[App and web page records]
+++

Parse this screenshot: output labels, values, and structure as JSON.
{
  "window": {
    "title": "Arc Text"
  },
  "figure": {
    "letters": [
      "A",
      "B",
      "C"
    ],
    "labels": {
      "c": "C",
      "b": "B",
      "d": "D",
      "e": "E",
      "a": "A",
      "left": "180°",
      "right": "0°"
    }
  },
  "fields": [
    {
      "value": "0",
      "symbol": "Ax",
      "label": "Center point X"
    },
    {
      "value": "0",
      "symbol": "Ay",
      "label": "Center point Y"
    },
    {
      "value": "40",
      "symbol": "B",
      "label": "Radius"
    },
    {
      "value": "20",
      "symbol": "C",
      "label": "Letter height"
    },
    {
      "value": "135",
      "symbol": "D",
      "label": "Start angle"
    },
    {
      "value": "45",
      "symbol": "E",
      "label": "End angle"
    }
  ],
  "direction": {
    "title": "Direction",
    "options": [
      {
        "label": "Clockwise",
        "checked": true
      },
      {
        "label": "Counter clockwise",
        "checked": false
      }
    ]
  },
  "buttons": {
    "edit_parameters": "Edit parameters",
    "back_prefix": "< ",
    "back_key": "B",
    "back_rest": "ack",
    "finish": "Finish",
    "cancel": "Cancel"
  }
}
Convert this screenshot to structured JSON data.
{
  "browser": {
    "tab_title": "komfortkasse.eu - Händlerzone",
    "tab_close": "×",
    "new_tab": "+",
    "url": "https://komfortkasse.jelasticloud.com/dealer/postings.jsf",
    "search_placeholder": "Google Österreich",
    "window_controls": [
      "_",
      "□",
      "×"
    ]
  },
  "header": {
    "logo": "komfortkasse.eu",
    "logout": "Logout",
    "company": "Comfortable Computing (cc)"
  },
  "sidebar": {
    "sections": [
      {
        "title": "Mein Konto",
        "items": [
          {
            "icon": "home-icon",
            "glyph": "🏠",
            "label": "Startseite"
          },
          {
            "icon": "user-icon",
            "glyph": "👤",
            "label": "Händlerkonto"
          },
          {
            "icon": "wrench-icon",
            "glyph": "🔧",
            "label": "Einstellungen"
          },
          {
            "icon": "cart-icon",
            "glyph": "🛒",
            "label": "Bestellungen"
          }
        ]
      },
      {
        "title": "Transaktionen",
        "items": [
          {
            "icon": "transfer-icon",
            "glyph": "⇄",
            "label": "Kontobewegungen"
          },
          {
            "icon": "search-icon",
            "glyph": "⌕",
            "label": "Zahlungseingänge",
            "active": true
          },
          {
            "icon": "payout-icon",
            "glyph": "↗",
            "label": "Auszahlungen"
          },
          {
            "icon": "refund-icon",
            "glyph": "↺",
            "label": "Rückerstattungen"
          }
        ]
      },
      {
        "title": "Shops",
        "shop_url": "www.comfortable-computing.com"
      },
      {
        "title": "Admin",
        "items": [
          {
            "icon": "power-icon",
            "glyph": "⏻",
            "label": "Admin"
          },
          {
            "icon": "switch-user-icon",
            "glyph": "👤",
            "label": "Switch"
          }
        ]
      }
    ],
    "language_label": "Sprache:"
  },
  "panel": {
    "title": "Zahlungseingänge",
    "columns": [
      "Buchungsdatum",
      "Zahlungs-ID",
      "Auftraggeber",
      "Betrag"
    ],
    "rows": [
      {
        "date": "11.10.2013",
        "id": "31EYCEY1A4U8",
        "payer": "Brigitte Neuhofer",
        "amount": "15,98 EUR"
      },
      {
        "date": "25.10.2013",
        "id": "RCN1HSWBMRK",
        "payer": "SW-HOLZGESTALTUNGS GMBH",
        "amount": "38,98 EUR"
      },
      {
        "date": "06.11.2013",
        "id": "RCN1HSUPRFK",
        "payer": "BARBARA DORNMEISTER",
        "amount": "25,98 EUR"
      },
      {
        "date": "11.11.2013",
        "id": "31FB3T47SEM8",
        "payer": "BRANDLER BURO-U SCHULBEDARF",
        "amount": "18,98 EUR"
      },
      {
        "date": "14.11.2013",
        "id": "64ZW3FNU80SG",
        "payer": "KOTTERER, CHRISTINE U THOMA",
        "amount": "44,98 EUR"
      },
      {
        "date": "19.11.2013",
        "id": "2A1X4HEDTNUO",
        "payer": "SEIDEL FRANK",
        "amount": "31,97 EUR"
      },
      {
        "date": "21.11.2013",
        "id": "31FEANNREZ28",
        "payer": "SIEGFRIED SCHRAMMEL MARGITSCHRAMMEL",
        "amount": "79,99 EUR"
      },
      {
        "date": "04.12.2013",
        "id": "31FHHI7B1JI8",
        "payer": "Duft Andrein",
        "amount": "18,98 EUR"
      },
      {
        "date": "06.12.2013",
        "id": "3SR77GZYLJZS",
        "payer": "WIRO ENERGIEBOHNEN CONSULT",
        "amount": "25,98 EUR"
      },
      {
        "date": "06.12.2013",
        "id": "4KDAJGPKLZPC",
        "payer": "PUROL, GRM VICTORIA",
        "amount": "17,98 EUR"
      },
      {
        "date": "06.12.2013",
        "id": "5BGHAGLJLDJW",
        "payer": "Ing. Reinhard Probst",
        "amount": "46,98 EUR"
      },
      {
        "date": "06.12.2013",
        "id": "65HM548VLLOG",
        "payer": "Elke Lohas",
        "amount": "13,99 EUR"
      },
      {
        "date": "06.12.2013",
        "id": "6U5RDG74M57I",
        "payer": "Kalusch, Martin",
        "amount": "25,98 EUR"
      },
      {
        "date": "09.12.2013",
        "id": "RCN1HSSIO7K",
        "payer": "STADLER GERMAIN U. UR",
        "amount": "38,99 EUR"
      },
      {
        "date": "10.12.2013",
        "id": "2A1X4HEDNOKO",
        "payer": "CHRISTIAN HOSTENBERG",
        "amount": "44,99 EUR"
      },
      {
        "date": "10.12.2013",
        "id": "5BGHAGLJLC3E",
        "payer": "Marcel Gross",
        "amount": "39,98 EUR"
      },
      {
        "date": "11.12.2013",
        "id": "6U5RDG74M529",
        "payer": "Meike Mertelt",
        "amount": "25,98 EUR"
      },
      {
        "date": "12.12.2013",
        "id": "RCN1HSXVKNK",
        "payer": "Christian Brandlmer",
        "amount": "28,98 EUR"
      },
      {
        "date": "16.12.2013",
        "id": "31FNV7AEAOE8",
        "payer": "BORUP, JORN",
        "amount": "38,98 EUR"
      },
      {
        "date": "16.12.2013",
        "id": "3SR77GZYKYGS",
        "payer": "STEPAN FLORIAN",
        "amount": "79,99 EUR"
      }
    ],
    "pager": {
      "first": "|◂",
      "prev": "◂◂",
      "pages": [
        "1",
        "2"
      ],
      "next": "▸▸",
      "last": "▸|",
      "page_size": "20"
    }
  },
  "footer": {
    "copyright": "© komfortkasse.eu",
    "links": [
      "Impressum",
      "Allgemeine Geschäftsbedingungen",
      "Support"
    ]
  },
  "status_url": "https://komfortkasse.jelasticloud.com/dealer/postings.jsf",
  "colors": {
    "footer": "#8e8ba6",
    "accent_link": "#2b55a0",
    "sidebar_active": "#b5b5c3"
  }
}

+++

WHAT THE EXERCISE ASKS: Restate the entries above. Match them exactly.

WRITTEN RESPONSE:
Parse this screenshot: output labels, values, and structure as JSON.
{
  "window": {
    "title": "Arc Text"
  },
  "figure": {
    "letters": [
      "A",
      "B",
      "C"
    ],
    "labels": {
      "c": "C",
      "b": "B",
      "d": "D",
      "e": "E",
      "a": "A",
      "left": "180°",
      "right": "0°"
    }
  },
  "fields": [
    {
      "value": "0",
      "symbol": "Ax",
      "label": "Center point X"
    },
    {
      "value": "0",
      "symbol": "Ay",
      "label": "Center point Y"
    },
    {
      "value": "40",
      "symbol": "B",
      "label": "Radius"
    },
    {
      "value": "20",
      "symbol": "C",
      "label": "Letter height"
    },
    {
      "value": "135",
      "symbol": "D",
      "label": "Start angle"
    },
    {
      "value": "45",
      "symbol": "E",
      "label": "End angle"
    }
  ],
  "direction": {
    "title": "Direction",
    "options": [
      {
        "label": "Clockwise",
        "checked": true
      },
      {
        "label": "Counter clockwise",
        "checked": false
      }
    ]
  },
  "buttons": {
    "edit_parameters": "Edit parameters",
    "back_prefix": "< ",
    "back_key": "B",
    "back_rest": "ack",
    "finish": "Finish",
    "cancel": "Cancel"
  }
}
Convert this screenshot to structured JSON data.
{
  "browser": {
    "tab_title": "komfortkasse.eu - Händlerzone",
    "tab_close": "×",
    "new_tab": "+",
    "url": "https://komfortkasse.jelasticloud.com/dealer/postings.jsf",
    "search_placeholder": "Google Österreich",
    "window_controls": [
      "_",
      "□",
      "×"
    ]
  },
  "header": {
    "logo": "komfortkasse.eu",
    "logout": "Logout",
    "company": "Comfortable Computing (cc)"
  },
  "sidebar": {
    "sections": [
      {
        "title": "Mein Konto",
        "items": [
          {
            "icon": "home-icon",
            "glyph": "🏠",
            "label": "Startseite"
          },
          {
            "icon": "user-icon",
            "glyph": "👤",
            "label": "Händlerkonto"
          },
          {
            "icon": "wrench-icon",
            "glyph": "🔧",
            "label": "Einstellungen"
          },
          {
            "icon": "cart-icon",
            "glyph": "🛒",
            "label": "Bestellungen"
          }
        ]
      },
      {
        "title": "Transaktionen",
        "items": [
          {
            "icon": "transfer-icon",
            "glyph": "⇄",
            "label": "Kontobewegungen"
          },
          {
            "icon": "search-icon",
            "glyph": "⌕",
            "label": "Zahlungseingänge",
            "active": true
          },
          {
            "icon": "payout-icon",
            "glyph": "↗",
            "label": "Auszahlungen"
          },
          {
            "icon": "refund-icon",
            "glyph": "↺",
            "label": "Rückerstattungen"
          }
        ]
      },
      {
        "title": "Shops",
        "shop_url": "www.comfortable-computing.com"
      },
      {
        "title": "Admin",
        "items": [
          {
            "icon": "power-icon",
            "glyph": "⏻",
            "label": "Admin"
          },
          {
            "icon": "switch-user-icon",
            "glyph": "👤",
            "label": "Switch"
          }
        ]
      }
    ],
    "language_label": "Sprache:"
  },
  "panel": {
    "title": "Zahlungseingänge",
    "columns": [
      "Buchungsdatum",
      "Zahlungs-ID",
      "Auftraggeber",
      "Betrag"
    ],
    "rows": [
      {
        "date": "11.10.2013",
        "id": "31EYCEY1A4U8",
        "payer": "Brigitte Neuhofer",
        "amount": "15,98 EUR"
      },
      {
        "date": "25.10.2013",
        "id": "RCN1HSWBMRK",
        "payer": "SW-HOLZGESTALTUNGS GMBH",
        "amount": "38,98 EUR"
      },
      {
        "date": "06.11.2013",
        "id": "RCN1HSUPRFK",
        "payer": "BARBARA DORNMEISTER",
        "amount": "25,98 EUR"
      },
      {
        "date": "11.11.2013",
        "id": "31FB3T47SEM8",
        "payer": "BRANDLER BURO-U SCHULBEDARF",
        "amount": "18,98 EUR"
      },
      {
        "date": "14.11.2013",
        "id": "64ZW3FNU80SG",
        "payer": "KOTTERER, CHRISTINE U THOMA",
        "amount": "44,98 EUR"
      },
      {
        "date": "19.11.2013",
        "id": "2A1X4HEDTNUO",
        "payer": "SEIDEL FRANK",
        "amount": "31,97 EUR"
      },
      {
        "date": "21.11.2013",
        "id": "31FEANNREZ28",
        "payer": "SIEGFRIED SCHRAMMEL MARGITSCHRAMMEL",
        "amount": "79,99 EUR"
      },
      {
        "date": "04.12.2013",
        "id": "31FHHI7B1JI8",
        "payer": "Duft Andrein",
        "amount": "18,98 EUR"
      },
      {
        "date": "06.12.2013",
        "id": "3SR77GZYLJZS",
        "payer": "WIRO ENERGIEBOHNEN CONSULT",
        "amount": "25,98 EUR"
      },
      {
        "date": "06.12.2013",
        "id": "4KDAJGPKLZPC",
        "payer": "PUROL, GRM VICTORIA",
        "amount": "17,98 EUR"
      },
      {
        "date": "06.12.2013",
        "id": "5BGHAGLJLDJW",
        "payer": "Ing. Reinhard Probst",
        "amount": "46,98 EUR"
      },
      {
        "date": "06.12.2013",
        "id": "65HM548VLLOG",
        "payer": "Elke Lohas",
        "amount": "13,99 EUR"
      },
      {
        "date": "06.12.2013",
        "id": "6U5RDG74M57I",
        "payer": "Kalusch, Martin",
        "amount": "25,98 EUR"
      },
      {
        "date": "09.12.2013",
        "id": "RCN1HSSIO7K",
        "payer": "STADLER GERMAIN U. UR",
        "amount": "38,99 EUR"
      },
      {
        "date": "10.12.2013",
        "id": "2A1X4HEDNOKO",
        "payer": "CHRISTIAN HOSTENBERG",
        "amount": "44,99 EUR"
      },
      {
        "date": "10.12.2013",
        "id": "5BGHAGLJLC3E",
        "payer": "Marcel Gross",
        "amount": "39,98 EUR"
      },
      {
        "date": "11.12.2013",
        "id": "6U5RDG74M529",
        "payer": "Meike Mertelt",
        "amount": "25,98 EUR"
      },
      {
        "date": "12.12.2013",
        "id": "RCN1HSXVKNK",
        "payer": "Christian Brandlmer",
        "amount": "28,98 EUR"
      },
      {
        "date": "16.12.2013",
        "id": "31FNV7AEAOE8",
        "payer": "BORUP, JORN",
        "amount": "38,98 EUR"
      },
      {
        "date": "16.12.2013",
        "id": "3SR77GZYKYGS",
        "payer": "STEPAN FLORIAN",
        "amount": "79,99 EUR"
      }
    ],
    "pager": {
      "first": "|◂",
      "prev": "◂◂",
      "pages": [
        "1",
        "2"
      ],
      "next": "▸▸",
      "last": "▸|",
      "page_size": "20"
    }
  },
  "footer": {
    "copyright": "© komfortkasse.eu",
    "links": [
      "Impressum",
      "Allgemeine Geschäftsbedingungen",
      "Support"
    ]
  },
  "status_url": "https://komfortkasse.jelasticloud.com/dealer/postings.jsf",
  "colors": {
    "footer": "#8e8ba6",
    "accent_link": "#2b55a0",
    "sidebar_active": "#b5b5c3"
  }
}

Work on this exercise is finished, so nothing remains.